Given data ::
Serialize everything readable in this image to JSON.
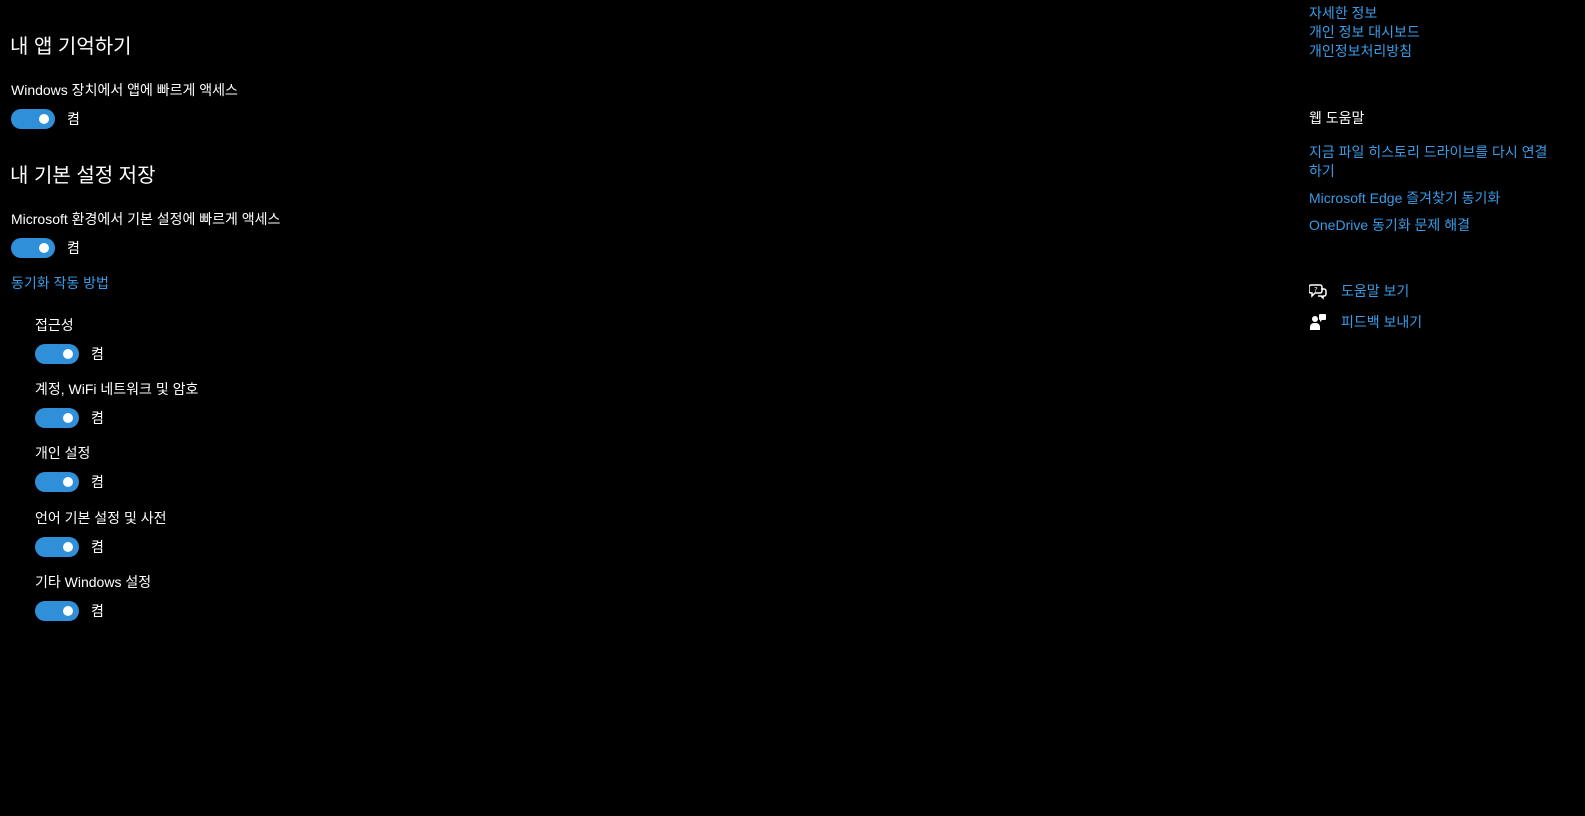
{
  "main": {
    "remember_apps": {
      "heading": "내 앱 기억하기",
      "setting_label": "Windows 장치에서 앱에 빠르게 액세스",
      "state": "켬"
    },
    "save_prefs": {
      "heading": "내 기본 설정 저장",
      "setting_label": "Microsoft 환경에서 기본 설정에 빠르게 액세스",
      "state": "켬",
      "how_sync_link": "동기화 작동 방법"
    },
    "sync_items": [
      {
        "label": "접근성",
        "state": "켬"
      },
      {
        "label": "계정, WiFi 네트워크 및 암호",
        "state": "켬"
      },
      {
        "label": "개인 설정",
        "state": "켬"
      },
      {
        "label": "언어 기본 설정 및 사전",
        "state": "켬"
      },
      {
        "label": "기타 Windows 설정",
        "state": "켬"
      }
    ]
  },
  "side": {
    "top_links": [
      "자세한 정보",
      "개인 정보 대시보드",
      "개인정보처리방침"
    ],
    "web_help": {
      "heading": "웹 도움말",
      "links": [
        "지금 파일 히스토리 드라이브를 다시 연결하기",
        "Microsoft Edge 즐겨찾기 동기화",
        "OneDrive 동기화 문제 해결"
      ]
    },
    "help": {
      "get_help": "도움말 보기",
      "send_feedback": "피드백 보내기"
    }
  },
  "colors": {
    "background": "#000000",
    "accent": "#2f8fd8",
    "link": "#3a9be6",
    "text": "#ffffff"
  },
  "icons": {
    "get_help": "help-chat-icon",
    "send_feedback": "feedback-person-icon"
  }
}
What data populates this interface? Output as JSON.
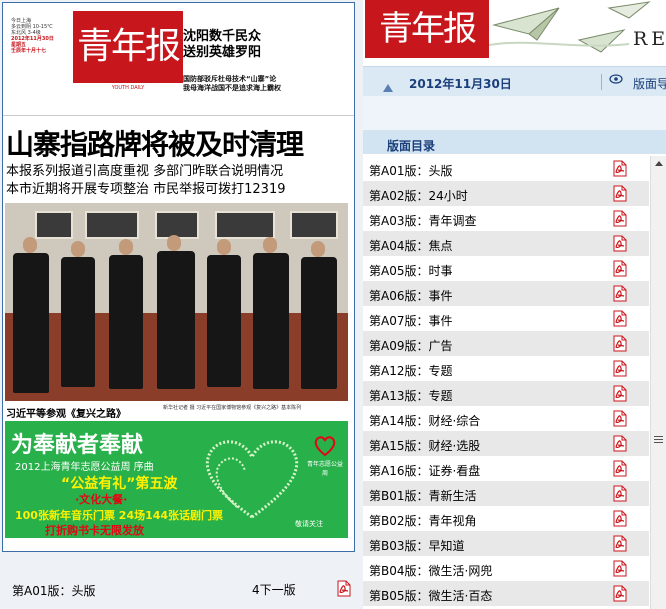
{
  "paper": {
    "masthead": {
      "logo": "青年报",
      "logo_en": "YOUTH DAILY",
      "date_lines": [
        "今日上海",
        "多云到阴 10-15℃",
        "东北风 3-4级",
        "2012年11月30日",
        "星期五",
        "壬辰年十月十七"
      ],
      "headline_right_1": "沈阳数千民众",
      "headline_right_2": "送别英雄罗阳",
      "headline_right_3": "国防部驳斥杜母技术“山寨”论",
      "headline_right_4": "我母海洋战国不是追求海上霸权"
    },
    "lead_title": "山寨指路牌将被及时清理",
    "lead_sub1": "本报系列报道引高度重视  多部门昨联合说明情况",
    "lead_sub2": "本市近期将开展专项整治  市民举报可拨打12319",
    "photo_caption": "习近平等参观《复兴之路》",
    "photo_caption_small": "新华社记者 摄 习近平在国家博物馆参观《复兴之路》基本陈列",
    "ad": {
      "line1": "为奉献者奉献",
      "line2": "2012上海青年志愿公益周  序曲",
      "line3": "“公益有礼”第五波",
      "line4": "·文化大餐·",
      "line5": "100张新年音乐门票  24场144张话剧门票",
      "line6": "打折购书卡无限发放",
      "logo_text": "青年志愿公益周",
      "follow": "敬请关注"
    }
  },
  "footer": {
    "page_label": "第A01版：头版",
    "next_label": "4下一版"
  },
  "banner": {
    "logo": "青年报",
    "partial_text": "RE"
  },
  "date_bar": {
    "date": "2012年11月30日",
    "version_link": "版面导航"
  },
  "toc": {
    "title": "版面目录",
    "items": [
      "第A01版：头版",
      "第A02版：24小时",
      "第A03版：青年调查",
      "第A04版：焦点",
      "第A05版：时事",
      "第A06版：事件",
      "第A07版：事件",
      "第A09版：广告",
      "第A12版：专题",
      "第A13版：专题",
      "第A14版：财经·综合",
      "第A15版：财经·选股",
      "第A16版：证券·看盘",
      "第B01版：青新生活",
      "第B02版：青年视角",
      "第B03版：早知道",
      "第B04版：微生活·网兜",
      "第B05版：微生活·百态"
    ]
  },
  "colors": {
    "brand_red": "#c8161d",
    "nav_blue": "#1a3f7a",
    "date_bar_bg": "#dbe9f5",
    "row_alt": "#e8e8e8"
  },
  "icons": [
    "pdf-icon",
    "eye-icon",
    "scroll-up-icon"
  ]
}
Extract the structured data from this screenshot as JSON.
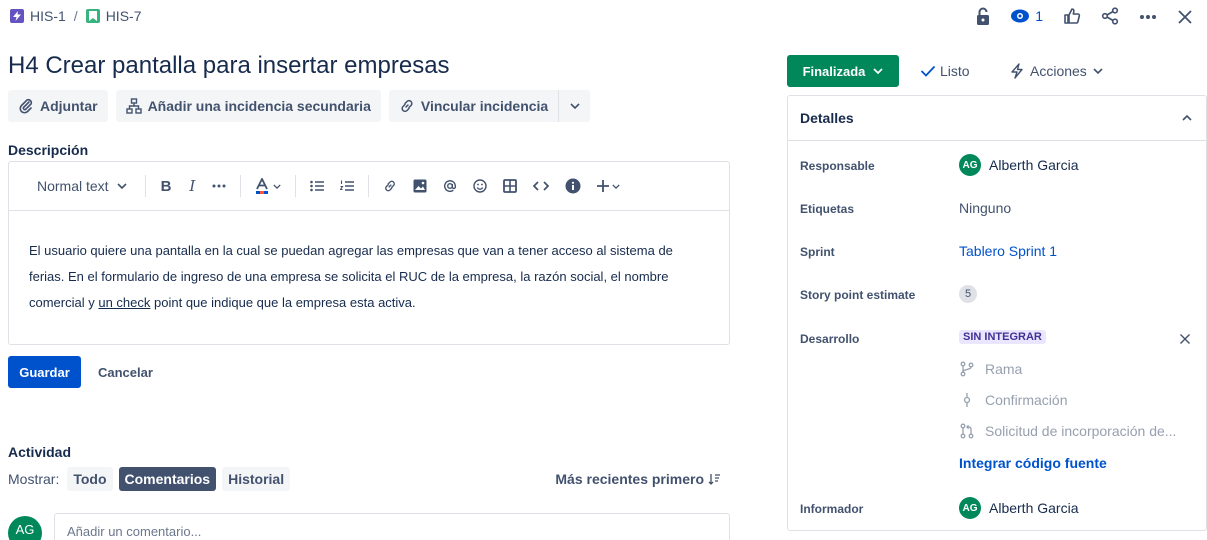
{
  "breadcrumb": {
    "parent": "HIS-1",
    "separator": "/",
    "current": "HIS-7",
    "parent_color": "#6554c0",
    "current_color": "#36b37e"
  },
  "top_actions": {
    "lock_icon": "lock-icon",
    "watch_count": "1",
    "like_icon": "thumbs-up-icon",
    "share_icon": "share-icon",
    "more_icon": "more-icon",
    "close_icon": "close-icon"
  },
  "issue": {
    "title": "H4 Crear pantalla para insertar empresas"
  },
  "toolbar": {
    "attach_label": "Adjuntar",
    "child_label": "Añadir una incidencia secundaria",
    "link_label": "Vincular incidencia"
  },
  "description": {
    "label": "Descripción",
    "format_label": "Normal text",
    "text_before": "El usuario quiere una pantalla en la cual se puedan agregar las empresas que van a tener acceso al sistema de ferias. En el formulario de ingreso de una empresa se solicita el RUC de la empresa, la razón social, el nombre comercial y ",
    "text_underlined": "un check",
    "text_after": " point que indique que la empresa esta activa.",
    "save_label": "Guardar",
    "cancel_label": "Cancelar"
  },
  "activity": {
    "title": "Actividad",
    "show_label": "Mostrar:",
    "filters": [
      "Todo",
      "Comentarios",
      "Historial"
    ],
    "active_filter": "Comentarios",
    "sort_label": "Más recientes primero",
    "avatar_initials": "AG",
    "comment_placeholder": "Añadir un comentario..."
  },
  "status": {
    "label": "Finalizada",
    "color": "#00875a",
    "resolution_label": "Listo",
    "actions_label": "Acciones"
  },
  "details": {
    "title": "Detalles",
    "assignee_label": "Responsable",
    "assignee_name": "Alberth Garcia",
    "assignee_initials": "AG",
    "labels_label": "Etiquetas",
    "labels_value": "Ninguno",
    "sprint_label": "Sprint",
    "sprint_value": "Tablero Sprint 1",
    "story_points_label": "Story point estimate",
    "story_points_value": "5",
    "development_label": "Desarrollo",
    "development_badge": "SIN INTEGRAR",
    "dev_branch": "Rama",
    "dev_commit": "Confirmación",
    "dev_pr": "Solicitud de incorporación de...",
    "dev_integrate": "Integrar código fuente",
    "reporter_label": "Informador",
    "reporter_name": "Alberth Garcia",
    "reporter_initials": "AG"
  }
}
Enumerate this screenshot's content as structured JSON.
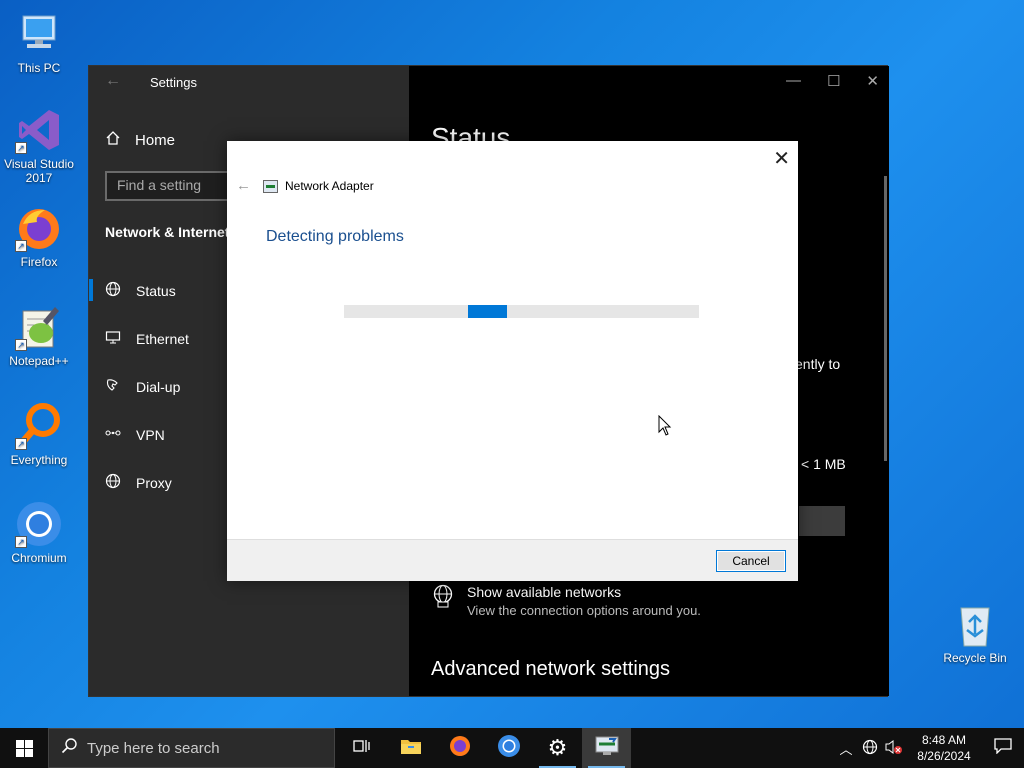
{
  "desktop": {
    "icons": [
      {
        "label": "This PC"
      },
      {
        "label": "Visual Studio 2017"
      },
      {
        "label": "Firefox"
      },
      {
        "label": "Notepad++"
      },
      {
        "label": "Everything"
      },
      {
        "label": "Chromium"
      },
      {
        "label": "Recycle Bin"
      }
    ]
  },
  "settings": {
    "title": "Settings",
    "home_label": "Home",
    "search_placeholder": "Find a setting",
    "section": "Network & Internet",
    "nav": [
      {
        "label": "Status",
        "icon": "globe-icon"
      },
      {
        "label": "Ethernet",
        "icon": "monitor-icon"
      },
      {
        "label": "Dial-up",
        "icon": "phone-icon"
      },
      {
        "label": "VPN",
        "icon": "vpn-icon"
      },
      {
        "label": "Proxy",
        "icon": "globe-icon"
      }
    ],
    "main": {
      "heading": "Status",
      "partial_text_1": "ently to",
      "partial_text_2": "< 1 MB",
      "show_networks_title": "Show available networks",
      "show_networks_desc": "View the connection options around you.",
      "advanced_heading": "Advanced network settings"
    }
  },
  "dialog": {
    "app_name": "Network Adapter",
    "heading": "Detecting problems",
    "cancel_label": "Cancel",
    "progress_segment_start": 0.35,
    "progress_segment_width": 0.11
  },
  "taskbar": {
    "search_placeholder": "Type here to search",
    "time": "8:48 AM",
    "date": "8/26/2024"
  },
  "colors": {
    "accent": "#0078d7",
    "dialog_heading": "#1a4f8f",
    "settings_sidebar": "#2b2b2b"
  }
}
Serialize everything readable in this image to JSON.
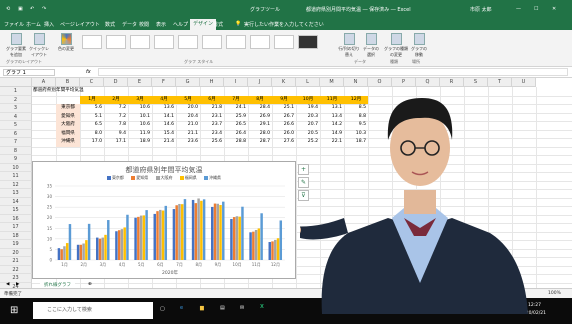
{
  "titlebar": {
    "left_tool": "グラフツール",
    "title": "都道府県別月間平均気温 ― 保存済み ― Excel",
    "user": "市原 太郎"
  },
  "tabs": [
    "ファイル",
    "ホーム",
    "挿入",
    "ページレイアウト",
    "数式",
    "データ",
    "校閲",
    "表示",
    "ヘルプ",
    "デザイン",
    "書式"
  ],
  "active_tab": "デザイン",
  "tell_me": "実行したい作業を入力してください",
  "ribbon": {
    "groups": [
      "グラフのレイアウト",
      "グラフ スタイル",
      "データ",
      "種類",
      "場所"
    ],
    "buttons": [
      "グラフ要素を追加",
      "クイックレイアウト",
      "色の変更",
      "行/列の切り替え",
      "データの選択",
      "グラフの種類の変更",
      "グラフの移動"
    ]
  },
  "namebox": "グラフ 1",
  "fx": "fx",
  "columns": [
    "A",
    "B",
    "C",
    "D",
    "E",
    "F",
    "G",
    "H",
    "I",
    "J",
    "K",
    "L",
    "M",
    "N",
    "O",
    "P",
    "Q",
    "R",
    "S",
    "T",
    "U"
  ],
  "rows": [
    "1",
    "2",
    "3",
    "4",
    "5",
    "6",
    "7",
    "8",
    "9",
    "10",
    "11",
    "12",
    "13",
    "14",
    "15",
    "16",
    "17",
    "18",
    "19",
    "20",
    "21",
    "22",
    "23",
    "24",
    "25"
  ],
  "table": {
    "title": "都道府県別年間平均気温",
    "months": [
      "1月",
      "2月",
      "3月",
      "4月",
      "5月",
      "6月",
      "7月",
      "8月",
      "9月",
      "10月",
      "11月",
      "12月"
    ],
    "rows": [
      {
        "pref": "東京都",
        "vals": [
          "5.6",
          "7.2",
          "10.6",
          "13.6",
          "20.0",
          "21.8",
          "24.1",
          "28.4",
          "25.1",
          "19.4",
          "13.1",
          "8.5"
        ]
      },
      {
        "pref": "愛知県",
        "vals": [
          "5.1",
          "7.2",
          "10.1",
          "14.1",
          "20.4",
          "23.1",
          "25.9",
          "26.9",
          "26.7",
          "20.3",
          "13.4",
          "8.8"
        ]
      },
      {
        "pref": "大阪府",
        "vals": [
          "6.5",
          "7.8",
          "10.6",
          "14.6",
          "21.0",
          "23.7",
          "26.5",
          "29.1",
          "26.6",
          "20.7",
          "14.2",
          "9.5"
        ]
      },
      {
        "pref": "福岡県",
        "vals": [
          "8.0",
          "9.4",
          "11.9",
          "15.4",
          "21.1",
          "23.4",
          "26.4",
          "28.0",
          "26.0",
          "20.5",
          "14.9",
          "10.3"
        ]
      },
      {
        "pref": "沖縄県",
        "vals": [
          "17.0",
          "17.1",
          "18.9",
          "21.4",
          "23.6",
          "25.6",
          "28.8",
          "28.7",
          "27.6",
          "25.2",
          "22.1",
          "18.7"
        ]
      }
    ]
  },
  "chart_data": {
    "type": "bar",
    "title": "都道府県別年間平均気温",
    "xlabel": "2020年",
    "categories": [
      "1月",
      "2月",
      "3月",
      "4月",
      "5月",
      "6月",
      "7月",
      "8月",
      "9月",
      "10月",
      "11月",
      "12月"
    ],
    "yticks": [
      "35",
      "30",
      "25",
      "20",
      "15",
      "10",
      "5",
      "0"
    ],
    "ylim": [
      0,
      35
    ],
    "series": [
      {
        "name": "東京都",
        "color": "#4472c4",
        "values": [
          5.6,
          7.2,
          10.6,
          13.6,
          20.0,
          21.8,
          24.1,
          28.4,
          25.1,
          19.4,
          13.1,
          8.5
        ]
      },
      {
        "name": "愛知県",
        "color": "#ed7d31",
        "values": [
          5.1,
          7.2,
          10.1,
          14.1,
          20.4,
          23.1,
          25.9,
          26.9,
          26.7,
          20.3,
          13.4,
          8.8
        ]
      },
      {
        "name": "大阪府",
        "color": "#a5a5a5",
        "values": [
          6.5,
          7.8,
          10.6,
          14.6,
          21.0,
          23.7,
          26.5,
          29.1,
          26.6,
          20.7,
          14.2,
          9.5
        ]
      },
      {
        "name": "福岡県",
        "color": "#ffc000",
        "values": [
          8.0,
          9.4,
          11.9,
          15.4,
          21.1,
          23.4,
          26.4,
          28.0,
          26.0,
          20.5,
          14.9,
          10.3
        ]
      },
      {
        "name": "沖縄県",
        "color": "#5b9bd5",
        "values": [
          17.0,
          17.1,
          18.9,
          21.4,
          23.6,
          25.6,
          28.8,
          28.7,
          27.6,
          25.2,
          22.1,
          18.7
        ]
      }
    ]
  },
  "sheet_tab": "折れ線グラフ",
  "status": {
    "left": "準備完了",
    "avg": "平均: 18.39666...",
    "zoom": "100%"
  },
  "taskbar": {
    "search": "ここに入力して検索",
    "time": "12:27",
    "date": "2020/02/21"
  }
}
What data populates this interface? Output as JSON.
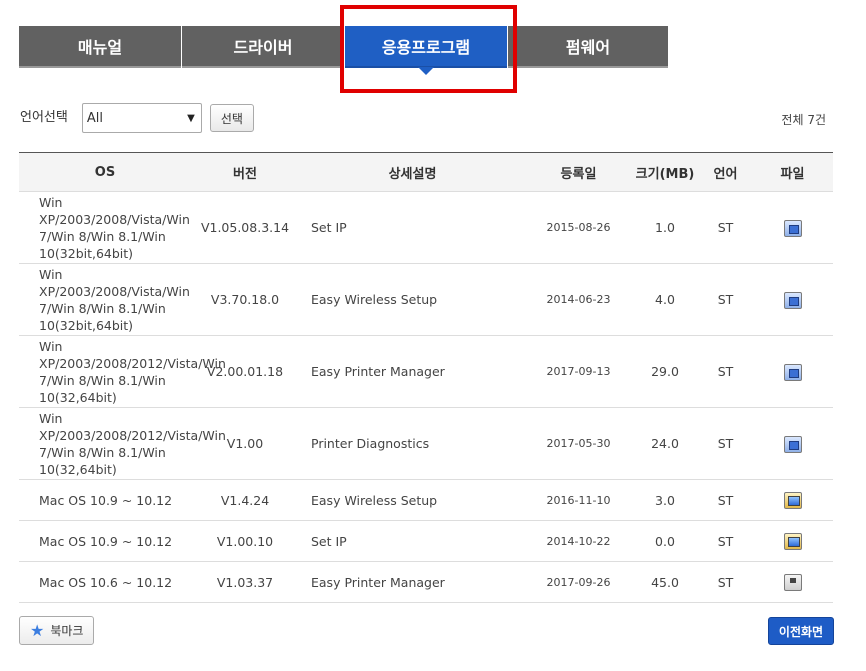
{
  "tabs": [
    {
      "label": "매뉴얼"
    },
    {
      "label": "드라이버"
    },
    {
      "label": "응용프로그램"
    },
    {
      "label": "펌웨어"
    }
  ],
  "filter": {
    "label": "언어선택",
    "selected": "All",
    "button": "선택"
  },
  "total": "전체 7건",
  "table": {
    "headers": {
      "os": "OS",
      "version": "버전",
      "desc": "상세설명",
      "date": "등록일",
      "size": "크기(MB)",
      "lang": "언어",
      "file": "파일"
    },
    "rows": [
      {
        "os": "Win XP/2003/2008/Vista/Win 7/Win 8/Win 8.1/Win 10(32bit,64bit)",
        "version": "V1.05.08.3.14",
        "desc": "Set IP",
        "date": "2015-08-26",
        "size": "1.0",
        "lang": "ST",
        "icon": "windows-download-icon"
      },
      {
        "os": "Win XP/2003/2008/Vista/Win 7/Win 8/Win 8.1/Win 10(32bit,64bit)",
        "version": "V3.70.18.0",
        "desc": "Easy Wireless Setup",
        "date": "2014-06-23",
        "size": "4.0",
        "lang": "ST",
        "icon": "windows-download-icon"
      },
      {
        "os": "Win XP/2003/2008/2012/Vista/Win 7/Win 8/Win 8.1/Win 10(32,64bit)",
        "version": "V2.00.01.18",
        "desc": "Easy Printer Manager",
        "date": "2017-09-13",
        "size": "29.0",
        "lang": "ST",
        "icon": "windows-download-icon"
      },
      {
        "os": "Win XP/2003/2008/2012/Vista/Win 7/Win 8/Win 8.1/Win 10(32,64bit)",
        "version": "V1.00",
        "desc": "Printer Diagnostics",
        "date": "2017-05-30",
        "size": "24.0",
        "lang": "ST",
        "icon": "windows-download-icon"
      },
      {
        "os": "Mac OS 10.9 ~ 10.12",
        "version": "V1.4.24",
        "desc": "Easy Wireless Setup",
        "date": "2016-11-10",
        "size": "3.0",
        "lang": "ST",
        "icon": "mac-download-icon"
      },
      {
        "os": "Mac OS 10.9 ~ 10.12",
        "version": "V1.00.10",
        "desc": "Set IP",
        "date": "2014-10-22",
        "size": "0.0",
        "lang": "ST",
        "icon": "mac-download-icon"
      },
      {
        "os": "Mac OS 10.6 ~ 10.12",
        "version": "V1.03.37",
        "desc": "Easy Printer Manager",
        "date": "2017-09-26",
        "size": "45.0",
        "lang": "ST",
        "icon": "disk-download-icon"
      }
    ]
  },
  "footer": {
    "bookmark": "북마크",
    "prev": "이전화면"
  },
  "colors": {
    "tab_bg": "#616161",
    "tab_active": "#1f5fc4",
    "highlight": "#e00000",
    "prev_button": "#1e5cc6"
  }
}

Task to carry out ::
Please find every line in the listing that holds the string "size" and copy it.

Exercise response ::
      "size": "크기(MB)",
        "size": "1.0",
        "size": "4.0",
        "size": "29.0",
        "size": "24.0",
        "size": "3.0",
        "size": "0.0",
        "size": "45.0",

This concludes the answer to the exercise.